Like all the best football coaches, Tim McAneney always wanted to do more for his players.

Like all the best fathers, McAneney always wanted to do more for his children.

The twin demands have driven generations of men from the sideline. On Tuesday, McAneney was the latest to walk away.

"Time to be a better dad," McAneney said in a text message announcing his stunning decision to resign as the football coach at Lenape High School.

In a subsequent telephone conversation, McAneney fought back tears in explaining his reasons. As is so often the case, he started with memories of his father, legendary former Pennsauken coach Vince McAneney.

"My world flipped a little bit when my dad died," McAneney said of his father's passing in January, 2016. "I started to think about a lot of different things.

"If somebody had asked me four years ago when I was going to give up coaching, I would have said, 'Never.'"

McAneney walks away as the most successful football coach in Lenape history. He took the Indians to a new level in his seven years with the program, creating a team renown for its strong defense, powerful running game and fundamentally sound play.

McAneney's last team went 11-1 and won the first sectional title in Lenape history with a 10-7 victory over Rancocas Valley in the South Jersey Group 5 championship Dec. 2 at Rowan University. McAneney was named South Jersey's Coach of the Year by the Inquirer on Dec. 17.

In seven seasons, McAneney went 51-24 at Lenape. But his impact on what had been a pedestrian program is best shown in the Indians' record over the last four years: 39-6.

"Coach McAneney has maintained the highest level of dedication to the student-athletes of Lenape High School and we thank him for his effort, hard work and commitment to the school community these past seven years," Lenape athletic director Brian Laddey said in a statement.

A Bishop Eustace graduate who played at Georgetown University, McAneney also was the coach at his alma mater, going 44-48 in nine seasons, and at Holy Cross, where he was 8-3 and won the Non-Public 2 state title in 2008.

McAneney said he held an emotional meeting with Lenape players at the school on Tuesday afternoon.
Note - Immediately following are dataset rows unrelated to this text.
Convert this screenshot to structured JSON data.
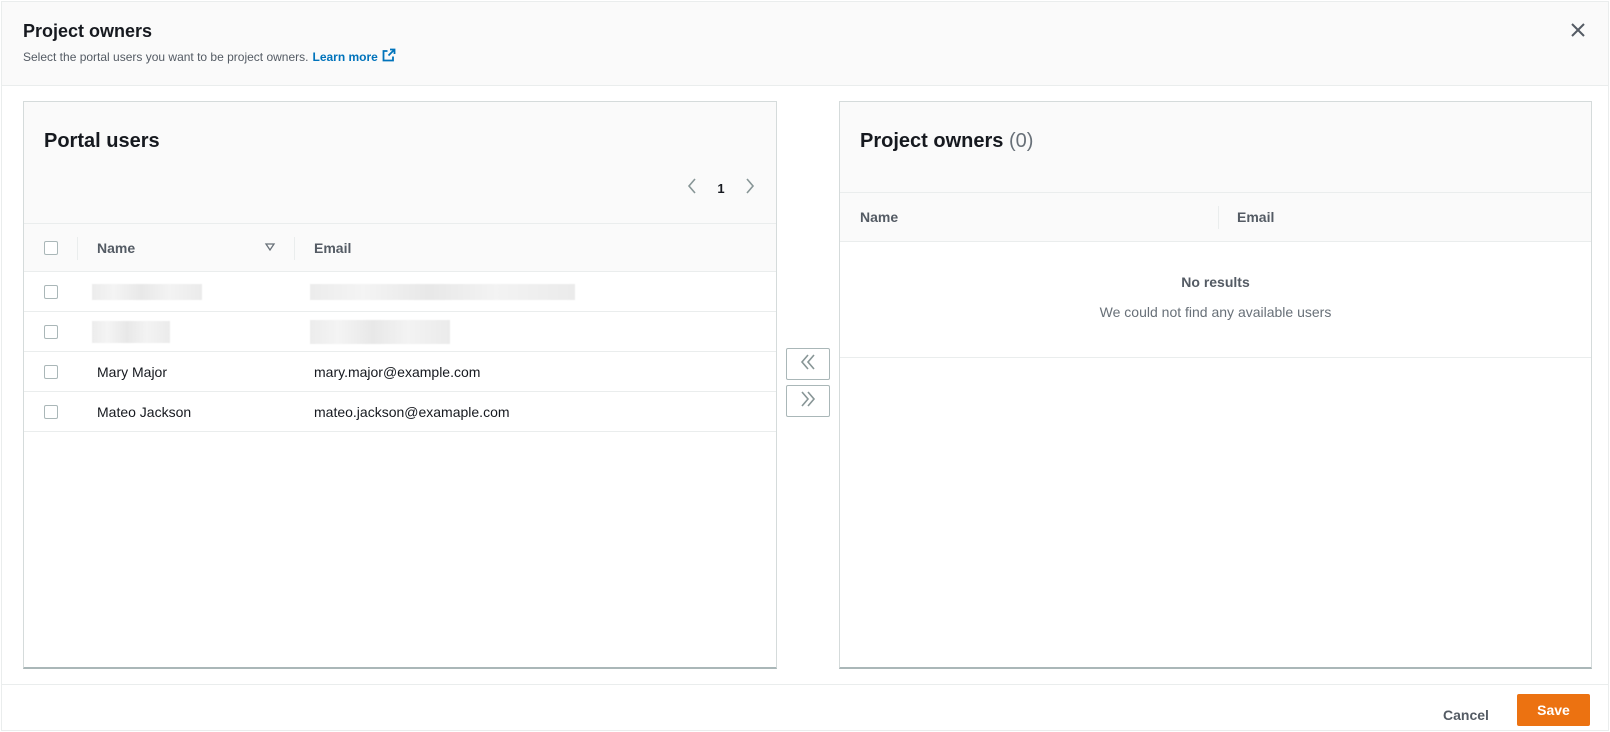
{
  "modal": {
    "title": "Project owners",
    "description": "Select the portal users you want to be project owners.",
    "learn_more": "Learn more"
  },
  "left_panel": {
    "title": "Portal users",
    "pagination": {
      "current_page": "1"
    },
    "columns": {
      "name": "Name",
      "email": "Email"
    },
    "rows": [
      {
        "name": "",
        "email": "",
        "redacted": true
      },
      {
        "name": "",
        "email": "",
        "redacted": true
      },
      {
        "name": "Mary Major",
        "email": "mary.major@example.com"
      },
      {
        "name": "Mateo Jackson",
        "email": "mateo.jackson@examaple.com"
      }
    ]
  },
  "right_panel": {
    "title": "Project owners",
    "count": "(0)",
    "columns": {
      "name": "Name",
      "email": "Email"
    },
    "empty_title": "No results",
    "empty_desc": "We could not find any available users"
  },
  "footer": {
    "cancel_label": "Cancel",
    "save_label": "Save"
  },
  "colors": {
    "accent": "#ec7211",
    "link": "#0073bb"
  },
  "icons": {
    "close": "close-icon",
    "external_link": "external-link-icon",
    "prev_page": "chevron-left-icon",
    "next_page": "chevron-right-icon",
    "sort": "sort-down-icon",
    "move_left": "double-chevron-left-icon",
    "move_right": "double-chevron-right-icon"
  }
}
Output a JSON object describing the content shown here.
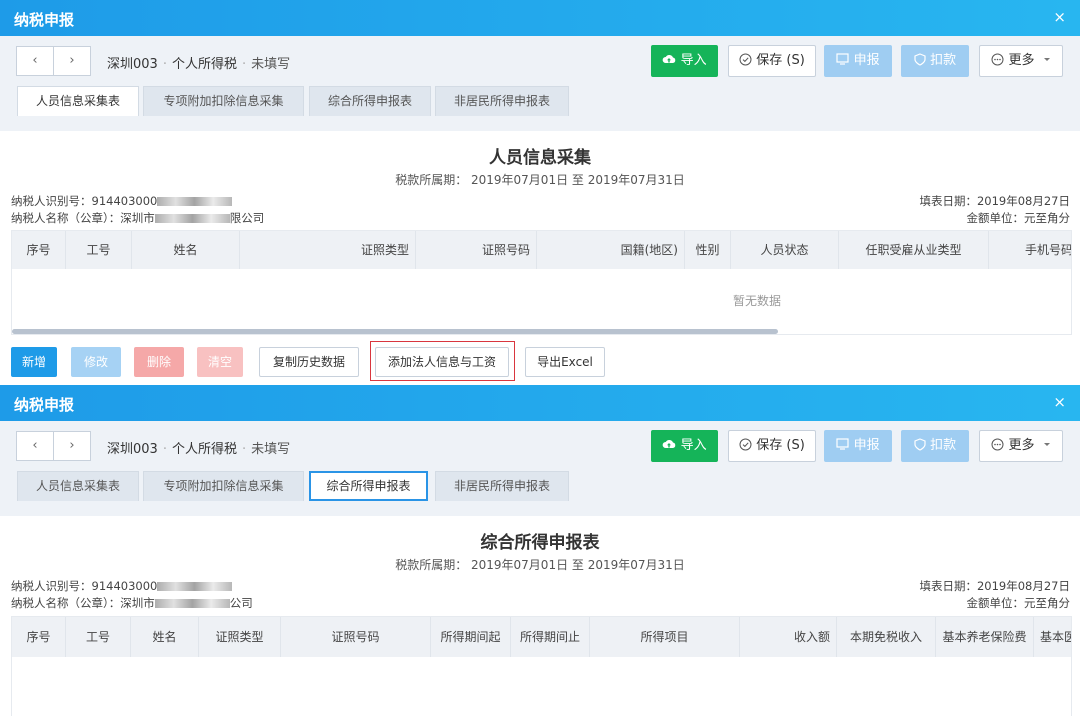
{
  "panel1": {
    "title": "纳税申报",
    "close": "×",
    "nav": {
      "back": "‹",
      "forward": "›"
    },
    "crumb": {
      "company": "深圳003",
      "sep": "·",
      "tax": "个人所得税",
      "status": "未填写"
    },
    "buttons": {
      "import": "导入",
      "save": "保存 (S)",
      "report": "申报",
      "deduct": "扣款",
      "more": "更多"
    },
    "tabs": [
      "人员信息采集表",
      "专项附加扣除信息采集",
      "综合所得申报表",
      "非居民所得申报表"
    ],
    "report_title": "人员信息采集",
    "period": "税款所属期： 2019年07月01日  至  2019年07月31日",
    "taxpayer_id": "纳税人识别号：914403000",
    "taxpayer_name_prefix": "纳税人名称（公章）：深圳市",
    "taxpayer_name_suffix": "限公司",
    "fill_date": "填表日期：2019年08月27日",
    "unit": "金额单位：元至角分",
    "columns": [
      "序号",
      "工号",
      "姓名",
      "证照类型",
      "证照号码",
      "国籍(地区)",
      "性别",
      "人员状态",
      "任职受雇从业类型",
      "手机号码"
    ],
    "empty": "暂无数据",
    "actions": {
      "new": "新增",
      "edit": "修改",
      "delete": "删除",
      "clear": "清空",
      "copy": "复制历史数据",
      "add": "添加法人信息与工资",
      "excel": "导出Excel"
    }
  },
  "panel2": {
    "title": "纳税申报",
    "close": "×",
    "nav": {
      "back": "‹",
      "forward": "›"
    },
    "crumb": {
      "company": "深圳003",
      "sep": "·",
      "tax": "个人所得税",
      "status": "未填写"
    },
    "buttons": {
      "import": "导入",
      "save": "保存 (S)",
      "report": "申报",
      "deduct": "扣款",
      "more": "更多"
    },
    "tabs": [
      "人员信息采集表",
      "专项附加扣除信息采集",
      "综合所得申报表",
      "非居民所得申报表"
    ],
    "report_title": "综合所得申报表",
    "period": "税款所属期： 2019年07月01日  至  2019年07月31日",
    "taxpayer_id": "纳税人识别号：914403000",
    "taxpayer_name_prefix": "纳税人名称（公章）：深圳市",
    "taxpayer_name_suffix": "公司",
    "fill_date": "填表日期：2019年08月27日",
    "unit": "金额单位：元至角分",
    "columns": [
      "序号",
      "工号",
      "姓名",
      "证照类型",
      "证照号码",
      "所得期间起",
      "所得期间止",
      "所得项目",
      "收入额",
      "本期免税收入",
      "基本养老保险费",
      "基本医"
    ]
  },
  "icons": {
    "import": "cloud-upload-icon",
    "save": "check-circle-icon",
    "report": "monitor-icon",
    "deduct": "shield-icon",
    "more": "more-circle-icon",
    "dropdown": "chevron-down-icon"
  }
}
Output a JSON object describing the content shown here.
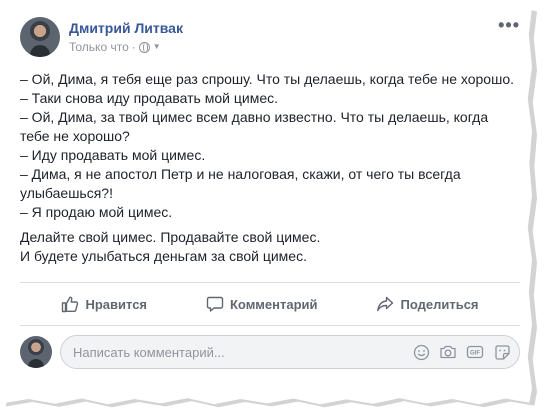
{
  "post": {
    "author": "Дмитрий Литвак",
    "time": "Только что",
    "separator": "·",
    "menu_glyph": "•••",
    "lines": [
      "– Ой, Дима, я тебя еще раз спрошу. Что ты делаешь, когда тебе не хорошо.",
      "– Таки снова иду продавать мой цимес.",
      "– Ой, Дима, за твой цимес всем давно известно. Что ты делаешь, когда тебе не хорошо?",
      "– Иду продавать мой цимес.",
      "– Дима, я не апостол Петр и не налоговая, скажи, от чего ты всегда улыбаешься?!",
      "– Я продаю мой цимес."
    ],
    "closing": [
      "Делайте свой цимес. Продавайте свой цимес.",
      "И будете улыбаться деньгам за свой цимес."
    ]
  },
  "actions": {
    "like": "Нравится",
    "comment": "Комментарий",
    "share": "Поделиться"
  },
  "comment": {
    "placeholder": "Написать комментарий...",
    "icons": [
      "emoji-icon",
      "camera-icon",
      "gif-icon",
      "sticker-icon"
    ]
  },
  "colors": {
    "author": "#385898",
    "muted": "#90949c",
    "text": "#1d2129",
    "action": "#606770"
  }
}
"They were upset, shocked, surprised, maybe some of them were angry," McAneney said. "I get that. I don't tell them how to feel. I just explained to them why I had to do what I had to do."

McAneney and his wife have four children. He said he felt the imperative to step away from coaching and spent more time with them.

McAneney said he was struck by the comments made last month by Cherokee coach P.J. Mehigan, who resigned after 14 successful seasons to devote more time to his children.

"My wife and I are reading what P.J. said and I'm like, 'Ditto,'" McAneney said.

Echoing so many coaches in recent years, McAneney said the 24/7/35 demands of running a high school program put stress on family life.

"I started missing my kids too much the last two years," McAneney said. "It's a weird game now and I don't think there's any changing it.

"Today, you have to be completely involved mind, body and soul to coach football."

Sounding the same theme that Mehigan talked about last month, McAneney noted that the sport demands full commitment from players and coaches to achieve and maintain success. That inevitably leads to compromise on the home front.

"I wish you could have two different worlds and have two different lives but you can't," McAneney said. "You have one."

McAneney said thoughts of his charismatic father are never far from his mine, especially when he makes a momentous decision involving his football team and his family.

"I think my dad would be proud I'm spending more time with his grandkids," McAneney said.